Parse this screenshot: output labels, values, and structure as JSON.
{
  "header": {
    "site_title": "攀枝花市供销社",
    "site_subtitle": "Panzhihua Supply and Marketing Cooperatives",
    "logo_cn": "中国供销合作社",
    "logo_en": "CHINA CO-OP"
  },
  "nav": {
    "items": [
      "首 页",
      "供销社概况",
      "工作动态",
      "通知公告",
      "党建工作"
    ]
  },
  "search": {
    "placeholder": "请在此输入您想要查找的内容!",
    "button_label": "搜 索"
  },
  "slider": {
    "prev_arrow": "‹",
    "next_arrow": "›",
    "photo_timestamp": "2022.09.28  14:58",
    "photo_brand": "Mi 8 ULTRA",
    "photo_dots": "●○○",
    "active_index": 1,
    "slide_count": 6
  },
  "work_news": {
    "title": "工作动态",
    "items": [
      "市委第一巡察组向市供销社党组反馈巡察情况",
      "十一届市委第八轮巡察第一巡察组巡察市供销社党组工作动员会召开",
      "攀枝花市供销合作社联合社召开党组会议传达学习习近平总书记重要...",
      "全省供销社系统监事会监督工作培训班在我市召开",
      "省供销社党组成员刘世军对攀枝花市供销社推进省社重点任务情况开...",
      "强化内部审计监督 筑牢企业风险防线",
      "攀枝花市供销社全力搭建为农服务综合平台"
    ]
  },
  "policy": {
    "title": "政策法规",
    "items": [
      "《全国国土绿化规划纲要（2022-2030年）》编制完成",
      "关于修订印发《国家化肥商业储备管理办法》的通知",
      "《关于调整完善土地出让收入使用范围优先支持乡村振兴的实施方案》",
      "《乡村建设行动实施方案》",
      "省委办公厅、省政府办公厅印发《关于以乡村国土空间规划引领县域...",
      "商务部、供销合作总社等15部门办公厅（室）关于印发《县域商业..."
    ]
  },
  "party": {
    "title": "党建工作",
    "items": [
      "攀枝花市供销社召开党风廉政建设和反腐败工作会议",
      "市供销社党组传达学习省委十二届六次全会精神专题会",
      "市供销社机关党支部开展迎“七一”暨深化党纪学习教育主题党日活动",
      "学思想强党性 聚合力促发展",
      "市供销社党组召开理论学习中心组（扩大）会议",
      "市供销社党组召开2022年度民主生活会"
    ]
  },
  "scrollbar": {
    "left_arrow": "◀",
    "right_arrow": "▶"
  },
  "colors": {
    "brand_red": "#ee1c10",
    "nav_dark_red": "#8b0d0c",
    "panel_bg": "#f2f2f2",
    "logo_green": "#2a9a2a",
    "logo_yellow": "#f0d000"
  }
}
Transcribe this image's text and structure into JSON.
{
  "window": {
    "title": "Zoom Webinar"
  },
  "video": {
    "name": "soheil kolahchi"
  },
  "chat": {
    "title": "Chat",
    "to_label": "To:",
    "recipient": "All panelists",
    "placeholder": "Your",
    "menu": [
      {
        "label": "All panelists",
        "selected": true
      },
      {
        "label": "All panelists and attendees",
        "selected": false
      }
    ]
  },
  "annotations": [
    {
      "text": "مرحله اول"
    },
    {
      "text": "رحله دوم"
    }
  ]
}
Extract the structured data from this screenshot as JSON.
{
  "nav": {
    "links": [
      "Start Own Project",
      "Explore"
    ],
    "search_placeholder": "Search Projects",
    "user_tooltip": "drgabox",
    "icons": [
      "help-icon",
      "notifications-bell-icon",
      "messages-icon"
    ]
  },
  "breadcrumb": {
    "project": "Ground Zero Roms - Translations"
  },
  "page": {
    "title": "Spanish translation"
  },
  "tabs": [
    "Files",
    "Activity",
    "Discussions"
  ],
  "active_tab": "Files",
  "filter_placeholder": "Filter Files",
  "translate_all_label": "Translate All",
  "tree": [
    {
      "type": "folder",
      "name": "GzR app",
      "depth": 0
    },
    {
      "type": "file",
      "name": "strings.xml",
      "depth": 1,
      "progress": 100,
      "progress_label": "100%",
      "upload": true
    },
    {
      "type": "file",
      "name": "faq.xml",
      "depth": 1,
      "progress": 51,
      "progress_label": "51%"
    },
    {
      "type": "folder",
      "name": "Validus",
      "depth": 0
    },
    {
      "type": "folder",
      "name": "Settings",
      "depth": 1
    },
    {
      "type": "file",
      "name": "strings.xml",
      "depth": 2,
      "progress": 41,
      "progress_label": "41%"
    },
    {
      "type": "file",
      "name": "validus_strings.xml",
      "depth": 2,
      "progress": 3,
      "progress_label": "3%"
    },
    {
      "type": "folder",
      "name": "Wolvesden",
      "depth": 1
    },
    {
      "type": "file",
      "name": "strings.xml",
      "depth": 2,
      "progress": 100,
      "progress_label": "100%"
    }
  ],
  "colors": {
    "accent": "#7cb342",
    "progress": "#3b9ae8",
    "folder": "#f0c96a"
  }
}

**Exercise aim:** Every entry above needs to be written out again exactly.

**Completed task:**
Parse this screenshot: output labels, values, and structure as JSON.
{
  "header": {
    "site_title": "攀枝花市供销社",
    "site_subtitle": "Panzhihua Supply and Marketing Cooperatives",
    "logo_cn": "中国供销合作社",
    "logo_en": "CHINA CO-OP"
  },
  "nav": {
    "items": [
      "首 页",
      "供销社概况",
      "工作动态",
      "通知公告",
      "党建工作"
    ]
  },
  "search": {
    "placeholder": "请在此输入您想要查找的内容!",
    "button_label": "搜 索"
  },
  "slider": {
    "prev_arrow": "‹",
    "next_arrow": "›",
    "photo_timestamp": "2022.09.28  14:58",
    "photo_brand": "Mi 8 ULTRA",
    "photo_dots": "●○○",
    "active_index": 1,
    "slide_count": 6
  },
  "work_news": {
    "title": "工作动态",
    "items": [
      "市委第一巡察组向市供销社党组反馈巡察情况",
      "十一届市委第八轮巡察第一巡察组巡察市供销社党组工作动员会召开",
      "攀枝花市供销合作社联合社召开党组会议传达学习习近平总书记重要...",
      "全省供销社系统监事会监督工作培训班在我市召开",
      "省供销社党组成员刘世军对攀枝花市供销社推进省社重点任务情况开...",
      "强化内部审计监督 筑牢企业风险防线",
      "攀枝花市供销社全力搭建为农服务综合平台"
    ]
  },
  "policy": {
    "title": "政策法规",
    "items": [
      "《全国国土绿化规划纲要（2022-2030年）》编制完成",
      "关于修订印发《国家化肥商业储备管理办法》的通知",
      "《关于调整完善土地出让收入使用范围优先支持乡村振兴的实施方案》",
      "《乡村建设行动实施方案》",
      "省委办公厅、省政府办公厅印发《关于以乡村国土空间规划引领县域...",
      "商务部、供销合作总社等15部门办公厅（室）关于印发《县域商业..."
    ]
  },
  "party": {
    "title": "党建工作",
    "items": [
      "攀枝花市供销社召开党风廉政建设和反腐败工作会议",
      "市供销社党组传达学习省委十二届六次全会精神专题会",
      "市供销社机关党支部开展迎“七一”暨深化党纪学习教育主题党日活动",
      "学思想强党性 聚合力促发展",
      "市供销社党组召开理论学习中心组（扩大）会议",
      "市供销社党组召开2022年度民主生活会"
    ]
  },
  "scrollbar": {
    "left_arrow": "◀",
    "right_arrow": "▶"
  },
  "colors": {
    "brand_red": "#ee1c10",
    "nav_dark_red": "#8b0d0c",
    "panel_bg": "#f2f2f2",
    "logo_green": "#2a9a2a",
    "logo_yellow": "#f0d000"
  }
}
Transcribe this image's text and structure into JSON.
{
  "window": {
    "title": "Zoom Webinar"
  },
  "video": {
    "name": "soheil kolahchi"
  },
  "chat": {
    "title": "Chat",
    "to_label": "To:",
    "recipient": "All panelists",
    "placeholder": "Your",
    "menu": [
      {
        "label": "All panelists",
        "selected": true
      },
      {
        "label": "All panelists and attendees",
        "selected": false
      }
    ]
  },
  "annotations": [
    {
      "text": "مرحله اول"
    },
    {
      "text": "رحله دوم"
    }
  ]
}
Extract the structured data from this screenshot as JSON.
{
  "nav": {
    "links": [
      "Start Own Project",
      "Explore"
    ],
    "search_placeholder": "Search Projects",
    "user_tooltip": "drgabox",
    "icons": [
      "help-icon",
      "notifications-bell-icon",
      "messages-icon"
    ]
  },
  "breadcrumb": {
    "project": "Ground Zero Roms - Translations"
  },
  "page": {
    "title": "Spanish translation"
  },
  "tabs": [
    "Files",
    "Activity",
    "Discussions"
  ],
  "active_tab": "Files",
  "filter_placeholder": "Filter Files",
  "translate_all_label": "Translate All",
  "tree": [
    {
      "type": "folder",
      "name": "GzR app",
      "depth": 0
    },
    {
      "type": "file",
      "name": "strings.xml",
      "depth": 1,
      "progress": 100,
      "progress_label": "100%",
      "upload": true
    },
    {
      "type": "file",
      "name": "faq.xml",
      "depth": 1,
      "progress": 51,
      "progress_label": "51%"
    },
    {
      "type": "folder",
      "name": "Validus",
      "depth": 0
    },
    {
      "type": "folder",
      "name": "Settings",
      "depth": 1
    },
    {
      "type": "file",
      "name": "strings.xml",
      "depth": 2,
      "progress": 41,
      "progress_label": "41%"
    },
    {
      "type": "file",
      "name": "validus_strings.xml",
      "depth": 2,
      "progress": 3,
      "progress_label": "3%"
    },
    {
      "type": "folder",
      "name": "Wolvesden",
      "depth": 1
    },
    {
      "type": "file",
      "name": "strings.xml",
      "depth": 2,
      "progress": 100,
      "progress_label": "100%"
    }
  ],
  "colors": {
    "accent": "#7cb342",
    "progress": "#3b9ae8",
    "folder": "#f0c96a"
  }
}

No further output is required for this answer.